Looking at the data below, count the lines that contain the string "text". Write only the total.

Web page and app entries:
○ ○ ○ ○

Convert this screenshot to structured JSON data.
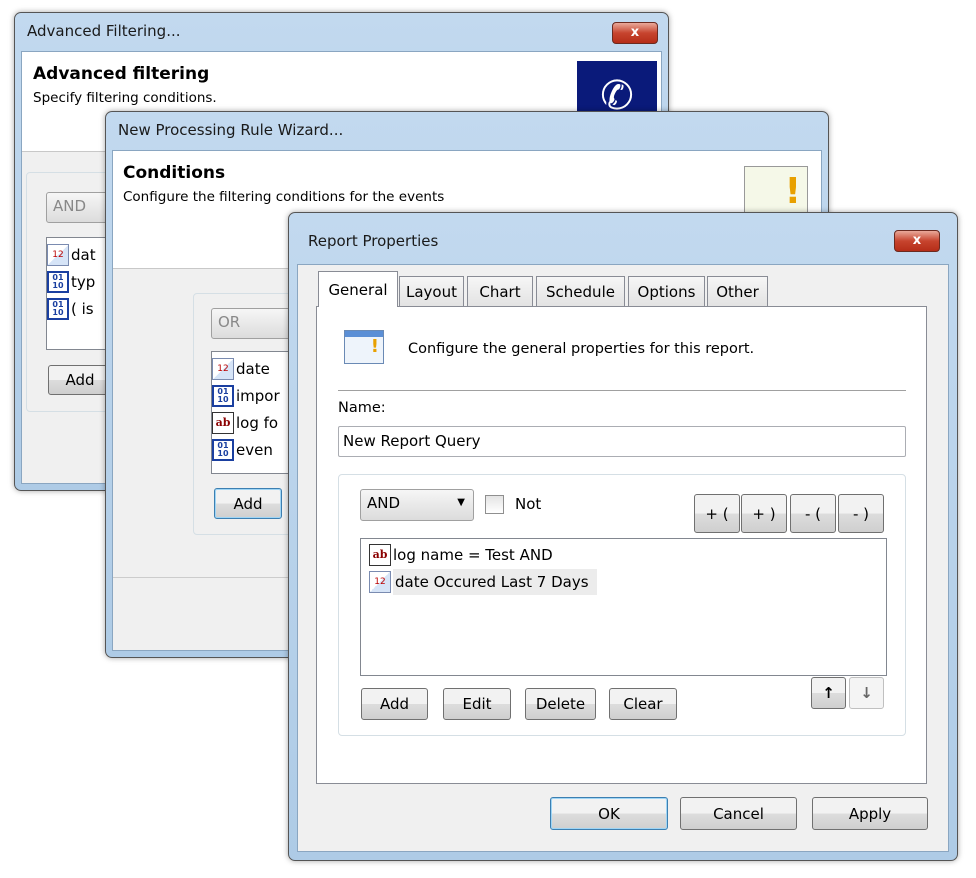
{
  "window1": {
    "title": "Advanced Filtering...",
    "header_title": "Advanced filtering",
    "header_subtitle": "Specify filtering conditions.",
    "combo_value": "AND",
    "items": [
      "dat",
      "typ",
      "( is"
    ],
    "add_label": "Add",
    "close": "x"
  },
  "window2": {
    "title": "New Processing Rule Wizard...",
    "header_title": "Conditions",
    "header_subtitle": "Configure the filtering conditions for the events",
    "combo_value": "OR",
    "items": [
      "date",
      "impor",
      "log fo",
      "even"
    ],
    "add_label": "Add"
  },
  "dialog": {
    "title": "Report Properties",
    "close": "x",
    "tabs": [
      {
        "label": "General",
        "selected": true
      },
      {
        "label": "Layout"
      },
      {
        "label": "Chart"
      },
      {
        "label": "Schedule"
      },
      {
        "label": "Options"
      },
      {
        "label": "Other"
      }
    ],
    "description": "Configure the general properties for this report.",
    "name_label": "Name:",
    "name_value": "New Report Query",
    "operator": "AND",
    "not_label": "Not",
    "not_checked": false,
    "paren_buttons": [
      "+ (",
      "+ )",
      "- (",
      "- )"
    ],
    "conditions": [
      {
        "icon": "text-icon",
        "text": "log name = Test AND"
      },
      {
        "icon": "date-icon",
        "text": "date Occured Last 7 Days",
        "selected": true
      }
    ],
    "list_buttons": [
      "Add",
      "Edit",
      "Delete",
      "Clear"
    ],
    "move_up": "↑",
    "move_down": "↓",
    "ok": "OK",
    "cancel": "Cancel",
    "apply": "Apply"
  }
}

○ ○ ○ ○

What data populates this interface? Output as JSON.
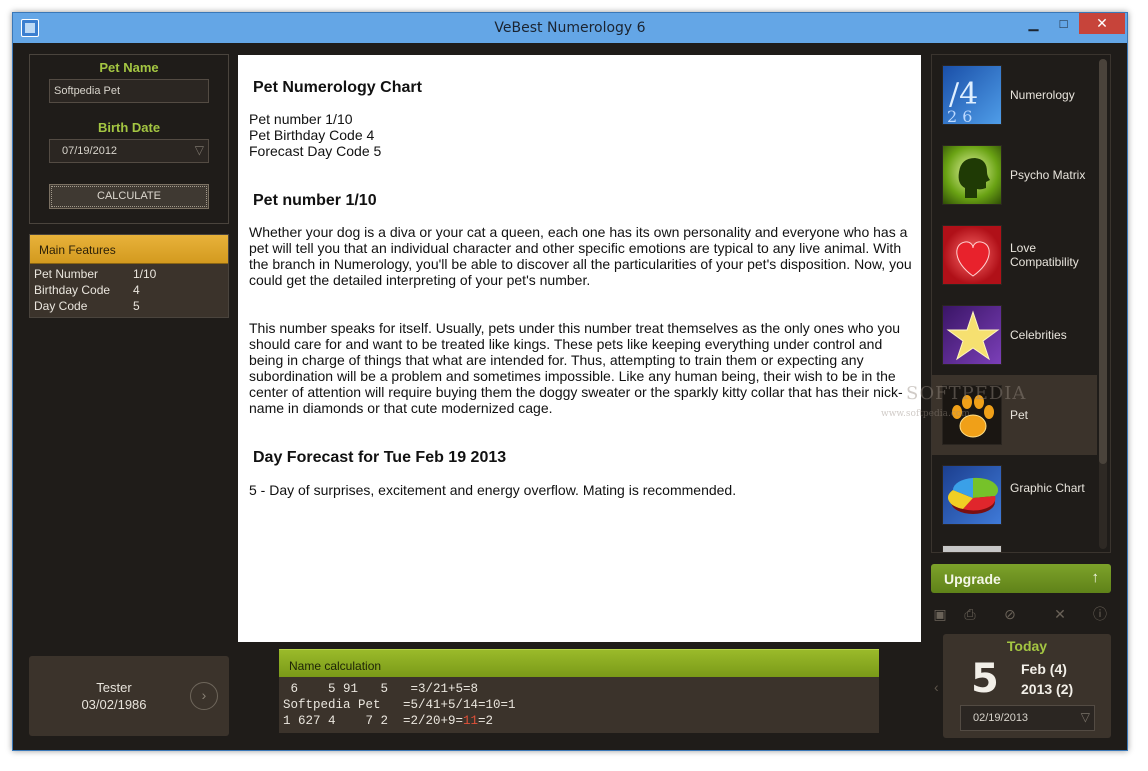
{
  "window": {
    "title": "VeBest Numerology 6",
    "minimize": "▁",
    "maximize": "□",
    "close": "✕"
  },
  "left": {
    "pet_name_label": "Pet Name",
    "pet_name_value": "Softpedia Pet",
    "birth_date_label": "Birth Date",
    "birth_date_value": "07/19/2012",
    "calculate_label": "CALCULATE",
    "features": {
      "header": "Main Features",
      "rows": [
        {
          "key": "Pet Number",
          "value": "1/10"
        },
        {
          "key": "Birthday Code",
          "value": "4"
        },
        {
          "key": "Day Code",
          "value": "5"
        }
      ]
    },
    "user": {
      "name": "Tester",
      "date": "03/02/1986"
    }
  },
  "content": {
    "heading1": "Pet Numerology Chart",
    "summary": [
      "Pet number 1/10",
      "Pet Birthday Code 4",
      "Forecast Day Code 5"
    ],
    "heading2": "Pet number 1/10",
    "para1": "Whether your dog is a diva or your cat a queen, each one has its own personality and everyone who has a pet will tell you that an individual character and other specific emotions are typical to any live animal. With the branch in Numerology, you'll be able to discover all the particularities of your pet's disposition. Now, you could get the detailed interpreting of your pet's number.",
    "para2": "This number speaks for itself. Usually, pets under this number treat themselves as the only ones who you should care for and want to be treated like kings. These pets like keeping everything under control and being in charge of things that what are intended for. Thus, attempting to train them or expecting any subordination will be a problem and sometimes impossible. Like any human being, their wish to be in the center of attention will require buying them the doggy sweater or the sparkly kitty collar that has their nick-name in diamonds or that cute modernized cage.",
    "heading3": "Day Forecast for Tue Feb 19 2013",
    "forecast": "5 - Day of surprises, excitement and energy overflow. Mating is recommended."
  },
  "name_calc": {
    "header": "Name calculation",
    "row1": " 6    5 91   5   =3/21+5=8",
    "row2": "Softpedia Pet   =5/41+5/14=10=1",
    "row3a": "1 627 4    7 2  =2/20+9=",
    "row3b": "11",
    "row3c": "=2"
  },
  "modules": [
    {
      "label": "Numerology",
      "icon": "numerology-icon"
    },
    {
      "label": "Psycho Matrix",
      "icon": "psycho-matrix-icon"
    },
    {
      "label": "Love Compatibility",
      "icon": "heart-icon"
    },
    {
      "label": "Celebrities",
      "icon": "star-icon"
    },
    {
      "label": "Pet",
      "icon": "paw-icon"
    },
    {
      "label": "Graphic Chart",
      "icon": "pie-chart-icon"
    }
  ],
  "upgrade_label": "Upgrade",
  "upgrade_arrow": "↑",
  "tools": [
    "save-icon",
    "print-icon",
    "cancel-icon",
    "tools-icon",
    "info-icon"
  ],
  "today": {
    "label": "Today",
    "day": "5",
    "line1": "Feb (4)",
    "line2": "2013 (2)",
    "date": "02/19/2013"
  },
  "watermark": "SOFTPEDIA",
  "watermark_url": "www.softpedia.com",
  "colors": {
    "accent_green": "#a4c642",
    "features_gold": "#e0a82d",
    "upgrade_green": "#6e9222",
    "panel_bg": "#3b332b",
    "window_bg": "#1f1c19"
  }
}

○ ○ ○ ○

WRITTEN ANSWER:
3